Sunday, December 4

EU regulator recommends adding heavy periods to side effects of mRNA COVID shots


Article content

A European Medicines Agency (EMA) committee on Friday recommended adding heavy menstrual bleeding to the list of side effect of mRNA COVID-19 vaccines made by Moderna, as well as Pfizer and its partner BioNTech.

Reports of heavy periods – bleeding characterized by increased volume and/or duration that interferes with the quality of life – have been observed during clinical trials, from cases in the real world and in medical literature, the EMA said.

Article content

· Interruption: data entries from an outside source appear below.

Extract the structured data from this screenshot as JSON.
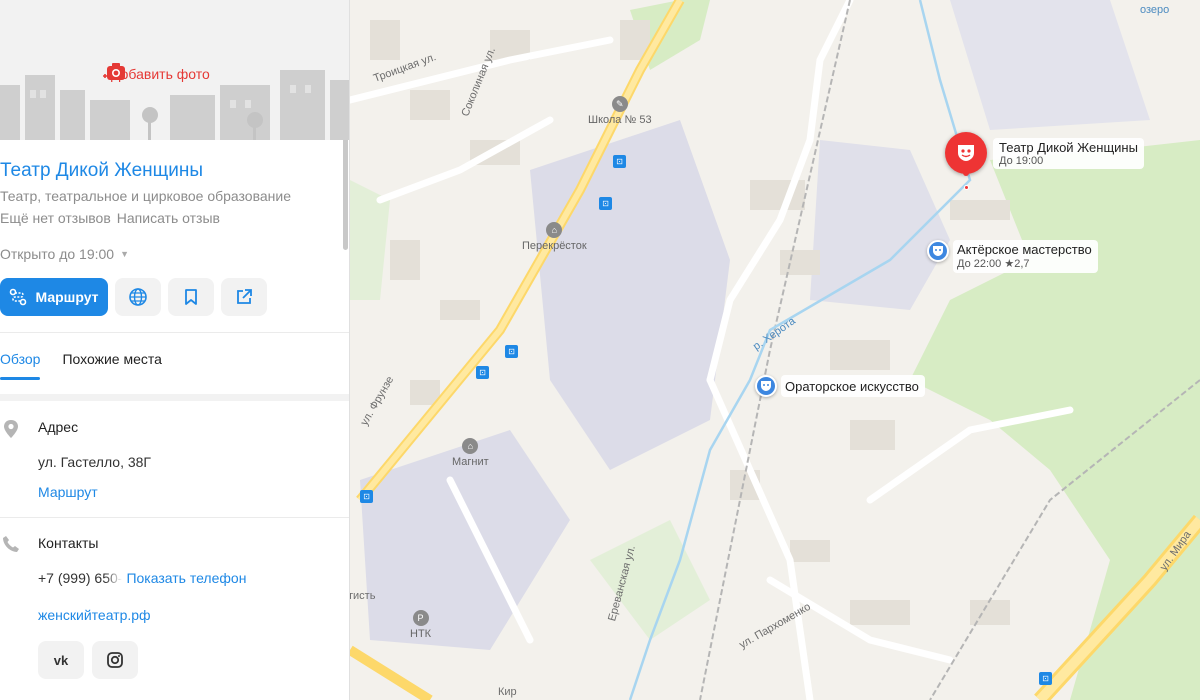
{
  "panel": {
    "add_photo": "Добавить фото",
    "title": "Театр Дикой Женщины",
    "category": "Театр, театральное и цирковое образование",
    "no_reviews": "Ещё нет отзывов",
    "write_review": "Написать отзыв",
    "hours": "Открыто до 19:00",
    "route_label": "Маршрут",
    "tabs": [
      {
        "label": "Обзор",
        "active": true
      },
      {
        "label": "Похожие места",
        "active": false
      }
    ],
    "address": {
      "title": "Адрес",
      "value": "ул. Гастелло, 38Г",
      "route_link": "Маршрут"
    },
    "contacts": {
      "title": "Контакты",
      "phone_partial": "+7 (999) 650-",
      "show_phone": "Показать телефон",
      "website": "женскийтеатр.рф"
    },
    "social": [
      "vk-icon",
      "instagram-icon"
    ],
    "icons": [
      "camera-icon",
      "route-icon",
      "globe-icon",
      "bookmark-icon",
      "share-icon",
      "location-pin-icon",
      "phone-icon",
      "caret-down-icon"
    ]
  },
  "map": {
    "street_labels": {
      "troitskaya": "Троицкая ул.",
      "sokolinaya": "Соколиная ул.",
      "frunze": "ул. Фрунзе",
      "erevanskaya": "Ереванская ул.",
      "parkhomenko": "ул. Пархоменко",
      "mira": "ул. Мира",
      "river": "р. Херота",
      "lake": "озеро",
      "dentistry": "тисть",
      "kir": "Кир"
    },
    "pois": {
      "school": "Школа № 53",
      "perekrestok": "Перекрёсток",
      "magnit": "Магнит",
      "ntk": "НТК"
    },
    "places": {
      "main": {
        "name": "Театр Дикой Женщины",
        "sub": "До 19:00"
      },
      "acting": {
        "name": "Актёрское мастерство",
        "sub": "До 22:00",
        "rating": "★2,7"
      },
      "oratory": {
        "name": "Ораторское искусство"
      }
    },
    "colors": {
      "accent": "#1e88e5",
      "pin_red": "#ee3434",
      "road_yellow": "#ffe082",
      "park_green": "#d7ecc4",
      "industrial": "#dcdce8"
    }
  }
}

The cases – which have mostly been non-serious and temporary in nature – have been reported after the first, second and booster doses of Pfizer-BioNTech’s Comirnaty and Moderna’s Spikevax, it added.

Article content

The regulator has now concluded that there is at least a “reasonable possibility” that heavy menstrual bleeding is causally associated with these vaccines.

A Moderna spokesperson said the company was aware of reports linking its vaccine to dysmenorrhea, or pain associated with menstruation.

“However, at this point, we have not identified a causal association with Moderna’s COVID-19 vaccine, Spikevax.”

Pfizer and BioNTech were not immediately available for comment.

The EMA also said that there was no evidence to suggest that the menstrual disorders experienced by some have any impact on reproduction and fertility.

The mRNA vaccines do not cause pregnancy complications for expectant mothers or their babies and they are as effective at reducing the risk of hospitalization and deaths in pregnant people as they are in non-pregnant people, a review carried out by the EMA’s Emergency Task Force has shown.

Overall, the totality of data continues to show that the benefits of these vaccines greatly outweigh the risks, the agency reiterated on Friday.

Menstrual disorders can occur due to a range of reasons, including underlying medical conditions as well as stress and tiredness. Health authorities have highlighted that cases have also been reported following COVID-19 infection. (Reporting by and Natalie Grover in London and additional reporting by Bhanvi Satija in Bengaluru; Editing by Shailesh Kuber and Louise Heavens)



financialpost.com